__YOUR GOAL__
The answer must consist of the entire listing, repeated exactly.

(INPUT FOR THIS TASK begins)

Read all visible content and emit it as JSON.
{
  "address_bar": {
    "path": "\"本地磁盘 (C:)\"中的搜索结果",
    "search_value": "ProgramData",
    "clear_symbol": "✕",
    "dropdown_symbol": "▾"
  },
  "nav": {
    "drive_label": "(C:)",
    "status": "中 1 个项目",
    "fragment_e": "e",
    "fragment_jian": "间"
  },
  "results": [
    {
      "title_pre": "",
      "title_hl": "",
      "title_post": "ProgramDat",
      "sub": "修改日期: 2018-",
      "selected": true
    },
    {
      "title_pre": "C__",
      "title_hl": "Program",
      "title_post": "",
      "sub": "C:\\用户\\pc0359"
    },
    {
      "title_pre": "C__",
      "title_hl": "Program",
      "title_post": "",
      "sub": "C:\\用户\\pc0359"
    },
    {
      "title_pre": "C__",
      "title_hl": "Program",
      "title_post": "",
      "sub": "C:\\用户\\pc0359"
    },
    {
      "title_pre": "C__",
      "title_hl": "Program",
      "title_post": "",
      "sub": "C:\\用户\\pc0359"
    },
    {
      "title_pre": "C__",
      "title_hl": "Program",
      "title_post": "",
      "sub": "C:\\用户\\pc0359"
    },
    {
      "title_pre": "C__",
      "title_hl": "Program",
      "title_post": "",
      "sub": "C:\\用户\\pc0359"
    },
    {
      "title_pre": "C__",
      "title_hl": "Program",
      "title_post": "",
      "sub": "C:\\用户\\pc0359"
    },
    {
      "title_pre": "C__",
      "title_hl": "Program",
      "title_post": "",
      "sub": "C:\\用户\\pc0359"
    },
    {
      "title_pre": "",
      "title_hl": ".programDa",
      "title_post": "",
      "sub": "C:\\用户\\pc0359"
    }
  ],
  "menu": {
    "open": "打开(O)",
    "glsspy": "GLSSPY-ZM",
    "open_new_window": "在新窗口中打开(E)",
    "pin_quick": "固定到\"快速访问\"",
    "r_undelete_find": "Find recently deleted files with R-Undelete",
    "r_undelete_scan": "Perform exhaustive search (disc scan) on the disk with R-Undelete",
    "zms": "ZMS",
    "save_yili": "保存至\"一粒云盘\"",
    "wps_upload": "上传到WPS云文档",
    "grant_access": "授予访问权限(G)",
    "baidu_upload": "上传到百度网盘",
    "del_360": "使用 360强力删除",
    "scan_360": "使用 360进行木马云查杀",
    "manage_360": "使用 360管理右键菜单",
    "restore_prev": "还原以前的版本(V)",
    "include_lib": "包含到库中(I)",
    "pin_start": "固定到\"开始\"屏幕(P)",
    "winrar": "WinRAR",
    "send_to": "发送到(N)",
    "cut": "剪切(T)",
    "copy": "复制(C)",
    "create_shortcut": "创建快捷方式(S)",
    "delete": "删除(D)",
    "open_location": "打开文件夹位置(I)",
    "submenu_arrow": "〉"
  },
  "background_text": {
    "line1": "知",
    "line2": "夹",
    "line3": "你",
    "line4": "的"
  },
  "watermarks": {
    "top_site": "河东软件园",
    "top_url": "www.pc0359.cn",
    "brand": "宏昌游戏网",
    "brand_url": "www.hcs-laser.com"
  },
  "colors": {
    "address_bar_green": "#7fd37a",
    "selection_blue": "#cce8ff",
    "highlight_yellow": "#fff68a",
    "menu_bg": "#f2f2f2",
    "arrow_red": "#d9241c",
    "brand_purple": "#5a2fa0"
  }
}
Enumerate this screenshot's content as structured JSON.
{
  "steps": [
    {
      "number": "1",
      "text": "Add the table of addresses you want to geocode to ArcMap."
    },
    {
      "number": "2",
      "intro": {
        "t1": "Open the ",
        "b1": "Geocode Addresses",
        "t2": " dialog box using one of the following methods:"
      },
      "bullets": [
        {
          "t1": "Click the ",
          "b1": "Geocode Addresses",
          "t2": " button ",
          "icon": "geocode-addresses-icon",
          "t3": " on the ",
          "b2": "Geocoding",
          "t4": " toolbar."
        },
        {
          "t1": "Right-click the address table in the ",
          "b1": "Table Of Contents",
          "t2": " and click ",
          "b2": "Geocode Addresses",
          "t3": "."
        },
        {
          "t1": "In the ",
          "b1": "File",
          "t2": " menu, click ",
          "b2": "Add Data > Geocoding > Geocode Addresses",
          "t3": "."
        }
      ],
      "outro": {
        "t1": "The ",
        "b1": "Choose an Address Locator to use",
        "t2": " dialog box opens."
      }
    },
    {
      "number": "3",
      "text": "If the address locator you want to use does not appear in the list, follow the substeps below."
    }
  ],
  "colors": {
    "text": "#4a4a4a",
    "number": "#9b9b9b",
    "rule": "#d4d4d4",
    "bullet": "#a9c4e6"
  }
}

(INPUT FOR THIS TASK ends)

__SOLUTION BELOW__
Read all visible content and emit it as JSON.
{
  "address_bar": {
    "path": "\"本地磁盘 (C:)\"中的搜索结果",
    "search_value": "ProgramData",
    "clear_symbol": "✕",
    "dropdown_symbol": "▾"
  },
  "nav": {
    "drive_label": "(C:)",
    "status": "中 1 个项目",
    "fragment_e": "e",
    "fragment_jian": "间"
  },
  "results": [
    {
      "title_pre": "",
      "title_hl": "",
      "title_post": "ProgramDat",
      "sub": "修改日期: 2018-",
      "selected": true
    },
    {
      "title_pre": "C__",
      "title_hl": "Program",
      "title_post": "",
      "sub": "C:\\用户\\pc0359"
    },
    {
      "title_pre": "C__",
      "title_hl": "Program",
      "title_post": "",
      "sub": "C:\\用户\\pc0359"
    },
    {
      "title_pre": "C__",
      "title_hl": "Program",
      "title_post": "",
      "sub": "C:\\用户\\pc0359"
    },
    {
      "title_pre": "C__",
      "title_hl": "Program",
      "title_post": "",
      "sub": "C:\\用户\\pc0359"
    },
    {
      "title_pre": "C__",
      "title_hl": "Program",
      "title_post": "",
      "sub": "C:\\用户\\pc0359"
    },
    {
      "title_pre": "C__",
      "title_hl": "Program",
      "title_post": "",
      "sub": "C:\\用户\\pc0359"
    },
    {
      "title_pre": "C__",
      "title_hl": "Program",
      "title_post": "",
      "sub": "C:\\用户\\pc0359"
    },
    {
      "title_pre": "C__",
      "title_hl": "Program",
      "title_post": "",
      "sub": "C:\\用户\\pc0359"
    },
    {
      "title_pre": "",
      "title_hl": ".programDa",
      "title_post": "",
      "sub": "C:\\用户\\pc0359"
    }
  ],
  "menu": {
    "open": "打开(O)",
    "glsspy": "GLSSPY-ZM",
    "open_new_window": "在新窗口中打开(E)",
    "pin_quick": "固定到\"快速访问\"",
    "r_undelete_find": "Find recently deleted files with R-Undelete",
    "r_undelete_scan": "Perform exhaustive search (disc scan) on the disk with R-Undelete",
    "zms": "ZMS",
    "save_yili": "保存至\"一粒云盘\"",
    "wps_upload": "上传到WPS云文档",
    "grant_access": "授予访问权限(G)",
    "baidu_upload": "上传到百度网盘",
    "del_360": "使用 360强力删除",
    "scan_360": "使用 360进行木马云查杀",
    "manage_360": "使用 360管理右键菜单",
    "restore_prev": "还原以前的版本(V)",
    "include_lib": "包含到库中(I)",
    "pin_start": "固定到\"开始\"屏幕(P)",
    "winrar": "WinRAR",
    "send_to": "发送到(N)",
    "cut": "剪切(T)",
    "copy": "复制(C)",
    "create_shortcut": "创建快捷方式(S)",
    "delete": "删除(D)",
    "open_location": "打开文件夹位置(I)",
    "submenu_arrow": "〉"
  },
  "background_text": {
    "line1": "知",
    "line2": "夹",
    "line3": "你",
    "line4": "的"
  },
  "watermarks": {
    "top_site": "河东软件园",
    "top_url": "www.pc0359.cn",
    "brand": "宏昌游戏网",
    "brand_url": "www.hcs-laser.com"
  },
  "colors": {
    "address_bar_green": "#7fd37a",
    "selection_blue": "#cce8ff",
    "highlight_yellow": "#fff68a",
    "menu_bg": "#f2f2f2",
    "arrow_red": "#d9241c",
    "brand_purple": "#5a2fa0"
  }
}
Enumerate this screenshot's content as structured JSON.
{
  "steps": [
    {
      "number": "1",
      "text": "Add the table of addresses you want to geocode to ArcMap."
    },
    {
      "number": "2",
      "intro": {
        "t1": "Open the ",
        "b1": "Geocode Addresses",
        "t2": " dialog box using one of the following methods:"
      },
      "bullets": [
        {
          "t1": "Click the ",
          "b1": "Geocode Addresses",
          "t2": " button ",
          "icon": "geocode-addresses-icon",
          "t3": " on the ",
          "b2": "Geocoding",
          "t4": " toolbar."
        },
        {
          "t1": "Right-click the address table in the ",
          "b1": "Table Of Contents",
          "t2": " and click ",
          "b2": "Geocode Addresses",
          "t3": "."
        },
        {
          "t1": "In the ",
          "b1": "File",
          "t2": " menu, click ",
          "b2": "Add Data > Geocoding > Geocode Addresses",
          "t3": "."
        }
      ],
      "outro": {
        "t1": "The ",
        "b1": "Choose an Address Locator to use",
        "t2": " dialog box opens."
      }
    },
    {
      "number": "3",
      "text": "If the address locator you want to use does not appear in the list, follow the substeps below."
    }
  ],
  "colors": {
    "text": "#4a4a4a",
    "number": "#9b9b9b",
    "rule": "#d4d4d4",
    "bullet": "#a9c4e6"
  }
}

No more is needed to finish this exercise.